Computer programming is the art of organizing instructions. To practice this art, a programmer arranges and tidies code while fixing whatever’s broken. At its start, every program is essentially broken — it doesn’t function properly — in fact it doesn’t do anything at all because there aren’t any instructions yet. So the programmer adds instruction after instruction until the program behaves as expected.
Because a program is a giant list of instructions, the code itself must be organized in an easy-to-understand way. A programmer can get lost in a mishmash of jumbled code and never find a way out. To deal with this inherent complexity, many different styles, languages, libraries, and frameworks exist. Each programmer must find his or her preferred way of organizing instructions, discovering a method that makes the most sense.

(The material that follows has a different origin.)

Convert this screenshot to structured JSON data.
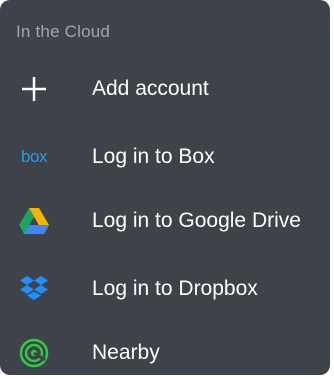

What drives a programmer is the need to repair something that doesn’t work correctly. Whether it’s hours or days, the programmer researches and experiments until a particular problem is resolved. As the programmer grows in experience, a catalog of techniques and solutions accumulate but that doesn’t mean programming gets easier. A programmer simply gravitates toward harder projects and the challenge continues.
Plus, programs are never really complete. Aspects of functionality can be overlooked, tiny mistakes can accumulate over time, larger mistakes can remain hidden until revealed by obscure conditions, or the platform on which the program runs can change and cause errors. And thus programming remains an art whose output only approximates something concrete. What appears as a window is in reality tiny dots dancing across a screen.